Brief:
What lines in the following entries hold the word "jockey"? Copy each one.

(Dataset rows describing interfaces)
#####

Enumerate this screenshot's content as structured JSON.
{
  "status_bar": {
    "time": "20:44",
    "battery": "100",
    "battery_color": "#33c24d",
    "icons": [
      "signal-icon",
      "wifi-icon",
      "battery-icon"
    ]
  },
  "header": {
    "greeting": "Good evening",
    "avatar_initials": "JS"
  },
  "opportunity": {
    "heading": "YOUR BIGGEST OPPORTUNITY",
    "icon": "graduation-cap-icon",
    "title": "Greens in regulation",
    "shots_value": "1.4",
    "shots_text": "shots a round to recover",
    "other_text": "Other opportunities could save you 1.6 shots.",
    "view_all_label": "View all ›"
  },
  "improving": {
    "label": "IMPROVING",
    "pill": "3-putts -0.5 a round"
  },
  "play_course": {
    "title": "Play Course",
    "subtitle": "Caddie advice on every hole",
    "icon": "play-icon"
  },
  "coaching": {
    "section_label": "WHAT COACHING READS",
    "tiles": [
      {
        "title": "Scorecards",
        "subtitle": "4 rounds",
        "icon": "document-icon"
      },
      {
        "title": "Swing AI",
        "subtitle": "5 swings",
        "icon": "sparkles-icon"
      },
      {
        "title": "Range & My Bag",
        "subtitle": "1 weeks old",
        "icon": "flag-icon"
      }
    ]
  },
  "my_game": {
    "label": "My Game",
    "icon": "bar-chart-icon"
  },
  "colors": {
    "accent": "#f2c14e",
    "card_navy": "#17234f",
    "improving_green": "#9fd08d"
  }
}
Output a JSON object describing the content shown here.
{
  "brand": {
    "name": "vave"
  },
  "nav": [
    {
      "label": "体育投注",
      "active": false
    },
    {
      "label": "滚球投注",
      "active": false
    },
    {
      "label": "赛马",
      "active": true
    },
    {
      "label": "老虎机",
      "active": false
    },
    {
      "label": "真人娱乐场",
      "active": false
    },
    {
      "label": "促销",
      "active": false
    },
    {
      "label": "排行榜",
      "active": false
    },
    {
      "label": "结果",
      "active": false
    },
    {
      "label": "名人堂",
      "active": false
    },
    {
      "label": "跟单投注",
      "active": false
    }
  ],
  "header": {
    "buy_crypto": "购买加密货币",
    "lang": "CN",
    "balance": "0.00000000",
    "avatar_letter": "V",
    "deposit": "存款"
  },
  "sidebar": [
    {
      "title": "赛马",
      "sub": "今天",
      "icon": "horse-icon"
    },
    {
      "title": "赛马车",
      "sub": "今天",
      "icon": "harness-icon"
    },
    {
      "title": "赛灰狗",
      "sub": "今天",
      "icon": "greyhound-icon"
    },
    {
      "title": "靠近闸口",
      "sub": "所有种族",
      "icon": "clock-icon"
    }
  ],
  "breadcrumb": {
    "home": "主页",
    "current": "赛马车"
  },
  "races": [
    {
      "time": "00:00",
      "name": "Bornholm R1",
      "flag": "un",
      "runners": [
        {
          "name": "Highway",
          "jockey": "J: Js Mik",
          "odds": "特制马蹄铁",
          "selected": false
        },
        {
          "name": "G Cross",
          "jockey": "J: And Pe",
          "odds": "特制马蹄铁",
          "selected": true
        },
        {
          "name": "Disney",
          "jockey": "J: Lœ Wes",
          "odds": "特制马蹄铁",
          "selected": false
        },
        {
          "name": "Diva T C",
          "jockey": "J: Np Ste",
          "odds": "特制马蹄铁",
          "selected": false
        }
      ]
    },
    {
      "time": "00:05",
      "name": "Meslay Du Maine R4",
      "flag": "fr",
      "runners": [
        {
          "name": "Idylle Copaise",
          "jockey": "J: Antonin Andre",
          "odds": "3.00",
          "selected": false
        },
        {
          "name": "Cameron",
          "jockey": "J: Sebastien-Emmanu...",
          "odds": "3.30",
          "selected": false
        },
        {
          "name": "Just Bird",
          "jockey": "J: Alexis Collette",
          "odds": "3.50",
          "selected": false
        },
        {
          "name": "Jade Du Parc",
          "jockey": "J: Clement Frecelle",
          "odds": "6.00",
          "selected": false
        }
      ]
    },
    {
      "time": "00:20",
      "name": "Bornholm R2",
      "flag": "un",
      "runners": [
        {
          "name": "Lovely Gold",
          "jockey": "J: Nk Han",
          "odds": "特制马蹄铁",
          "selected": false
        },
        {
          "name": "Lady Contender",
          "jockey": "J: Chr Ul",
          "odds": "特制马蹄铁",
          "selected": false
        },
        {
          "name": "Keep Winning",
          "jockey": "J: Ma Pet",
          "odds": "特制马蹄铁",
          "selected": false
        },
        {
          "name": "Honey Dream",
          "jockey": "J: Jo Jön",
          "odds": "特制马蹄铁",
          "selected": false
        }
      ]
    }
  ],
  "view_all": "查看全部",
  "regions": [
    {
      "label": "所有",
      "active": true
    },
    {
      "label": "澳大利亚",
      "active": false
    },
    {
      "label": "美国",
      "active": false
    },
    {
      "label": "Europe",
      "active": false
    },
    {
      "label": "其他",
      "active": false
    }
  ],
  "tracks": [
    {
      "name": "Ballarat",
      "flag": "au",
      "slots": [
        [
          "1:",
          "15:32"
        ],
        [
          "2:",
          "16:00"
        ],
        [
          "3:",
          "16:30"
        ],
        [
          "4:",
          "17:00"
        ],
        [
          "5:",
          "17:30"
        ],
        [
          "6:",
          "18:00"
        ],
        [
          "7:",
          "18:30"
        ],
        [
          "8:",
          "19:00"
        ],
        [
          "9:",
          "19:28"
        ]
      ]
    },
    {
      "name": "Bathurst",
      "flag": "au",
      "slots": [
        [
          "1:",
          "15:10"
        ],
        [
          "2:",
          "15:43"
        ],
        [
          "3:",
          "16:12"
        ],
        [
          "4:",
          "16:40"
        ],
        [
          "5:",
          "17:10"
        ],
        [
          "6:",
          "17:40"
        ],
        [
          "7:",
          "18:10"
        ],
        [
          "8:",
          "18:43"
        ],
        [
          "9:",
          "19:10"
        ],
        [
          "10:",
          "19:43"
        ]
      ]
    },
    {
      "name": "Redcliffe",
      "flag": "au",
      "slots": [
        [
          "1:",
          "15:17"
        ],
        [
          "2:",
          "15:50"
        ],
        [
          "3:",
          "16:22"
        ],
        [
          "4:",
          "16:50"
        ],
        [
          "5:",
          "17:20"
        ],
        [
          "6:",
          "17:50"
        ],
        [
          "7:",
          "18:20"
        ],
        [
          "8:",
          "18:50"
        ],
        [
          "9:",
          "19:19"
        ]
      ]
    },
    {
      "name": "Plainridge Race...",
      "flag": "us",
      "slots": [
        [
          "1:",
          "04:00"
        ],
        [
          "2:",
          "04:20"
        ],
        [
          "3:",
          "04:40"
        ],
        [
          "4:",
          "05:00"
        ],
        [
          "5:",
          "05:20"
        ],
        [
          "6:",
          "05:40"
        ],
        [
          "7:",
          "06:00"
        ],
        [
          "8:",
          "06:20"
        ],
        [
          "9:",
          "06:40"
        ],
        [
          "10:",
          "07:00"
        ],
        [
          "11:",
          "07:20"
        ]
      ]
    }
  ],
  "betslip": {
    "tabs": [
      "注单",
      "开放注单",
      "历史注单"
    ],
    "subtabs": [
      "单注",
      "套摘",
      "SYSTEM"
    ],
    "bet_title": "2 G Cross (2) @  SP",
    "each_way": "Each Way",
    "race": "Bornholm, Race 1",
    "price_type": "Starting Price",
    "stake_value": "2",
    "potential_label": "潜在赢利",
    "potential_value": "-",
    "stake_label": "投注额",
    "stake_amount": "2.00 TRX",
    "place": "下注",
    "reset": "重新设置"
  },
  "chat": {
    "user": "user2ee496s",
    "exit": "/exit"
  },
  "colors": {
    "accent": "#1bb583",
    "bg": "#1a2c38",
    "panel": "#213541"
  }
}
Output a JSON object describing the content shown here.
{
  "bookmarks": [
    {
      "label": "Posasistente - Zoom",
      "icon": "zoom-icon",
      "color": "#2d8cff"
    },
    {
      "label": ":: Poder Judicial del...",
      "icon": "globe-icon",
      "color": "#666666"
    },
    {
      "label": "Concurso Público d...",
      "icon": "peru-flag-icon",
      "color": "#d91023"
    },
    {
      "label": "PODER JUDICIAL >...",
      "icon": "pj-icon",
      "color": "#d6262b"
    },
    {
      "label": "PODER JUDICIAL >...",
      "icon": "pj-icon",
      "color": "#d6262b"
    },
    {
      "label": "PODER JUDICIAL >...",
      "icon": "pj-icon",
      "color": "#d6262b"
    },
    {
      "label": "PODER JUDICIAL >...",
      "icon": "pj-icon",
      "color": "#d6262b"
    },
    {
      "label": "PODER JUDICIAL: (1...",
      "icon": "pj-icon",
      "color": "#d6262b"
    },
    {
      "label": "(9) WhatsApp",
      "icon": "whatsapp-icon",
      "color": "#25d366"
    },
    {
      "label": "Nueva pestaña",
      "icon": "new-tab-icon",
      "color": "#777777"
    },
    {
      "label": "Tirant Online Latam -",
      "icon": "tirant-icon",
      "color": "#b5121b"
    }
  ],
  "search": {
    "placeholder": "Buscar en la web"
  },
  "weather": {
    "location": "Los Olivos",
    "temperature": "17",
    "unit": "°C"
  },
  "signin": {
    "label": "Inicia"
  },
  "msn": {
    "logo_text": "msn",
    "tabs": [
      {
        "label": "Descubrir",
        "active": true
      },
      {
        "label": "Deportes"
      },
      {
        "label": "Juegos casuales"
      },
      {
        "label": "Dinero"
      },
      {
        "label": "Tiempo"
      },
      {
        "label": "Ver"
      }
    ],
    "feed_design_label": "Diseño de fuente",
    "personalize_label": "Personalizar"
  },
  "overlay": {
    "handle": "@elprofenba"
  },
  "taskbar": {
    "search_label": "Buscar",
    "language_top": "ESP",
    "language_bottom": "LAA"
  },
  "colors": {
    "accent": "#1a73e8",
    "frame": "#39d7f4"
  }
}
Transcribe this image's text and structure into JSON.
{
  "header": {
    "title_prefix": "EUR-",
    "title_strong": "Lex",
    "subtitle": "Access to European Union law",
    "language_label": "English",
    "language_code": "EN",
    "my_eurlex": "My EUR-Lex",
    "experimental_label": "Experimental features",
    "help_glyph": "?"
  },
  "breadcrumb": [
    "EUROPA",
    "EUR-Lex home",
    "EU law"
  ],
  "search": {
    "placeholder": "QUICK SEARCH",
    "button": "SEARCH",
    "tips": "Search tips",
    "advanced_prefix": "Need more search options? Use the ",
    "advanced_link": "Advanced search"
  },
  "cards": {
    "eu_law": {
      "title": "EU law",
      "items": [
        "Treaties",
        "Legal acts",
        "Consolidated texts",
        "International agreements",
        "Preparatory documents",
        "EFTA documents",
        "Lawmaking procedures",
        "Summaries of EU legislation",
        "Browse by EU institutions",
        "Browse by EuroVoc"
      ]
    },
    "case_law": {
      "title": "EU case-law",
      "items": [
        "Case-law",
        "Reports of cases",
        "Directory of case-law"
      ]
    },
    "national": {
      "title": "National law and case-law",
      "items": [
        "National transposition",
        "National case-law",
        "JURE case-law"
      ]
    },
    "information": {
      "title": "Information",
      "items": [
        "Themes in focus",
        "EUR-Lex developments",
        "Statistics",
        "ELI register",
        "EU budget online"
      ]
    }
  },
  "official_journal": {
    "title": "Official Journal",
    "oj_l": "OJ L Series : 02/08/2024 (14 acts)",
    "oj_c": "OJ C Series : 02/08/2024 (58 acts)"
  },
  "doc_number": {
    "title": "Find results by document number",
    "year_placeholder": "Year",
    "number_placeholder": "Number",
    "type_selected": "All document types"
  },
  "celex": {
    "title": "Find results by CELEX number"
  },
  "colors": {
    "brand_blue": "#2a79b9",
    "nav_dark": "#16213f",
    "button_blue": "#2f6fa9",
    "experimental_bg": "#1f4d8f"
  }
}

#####

Response to this task:
          "jockey": "J: Js Mik",
          "jockey": "J: And Pe",
          "jockey": "J: Lœ Wes",
          "jockey": "J: Np Ste",
          "jockey": "J: Antonin Andre",
          "jockey": "J: Sebastien-Emmanu...",
          "jockey": "J: Alexis Collette",
          "jockey": "J: Clement Frecelle",
          "jockey": "J: Nk Han",
          "jockey": "J: Chr Ul",
          "jockey": "J: Ma Pet",
          "jockey": "J: Jo Jön",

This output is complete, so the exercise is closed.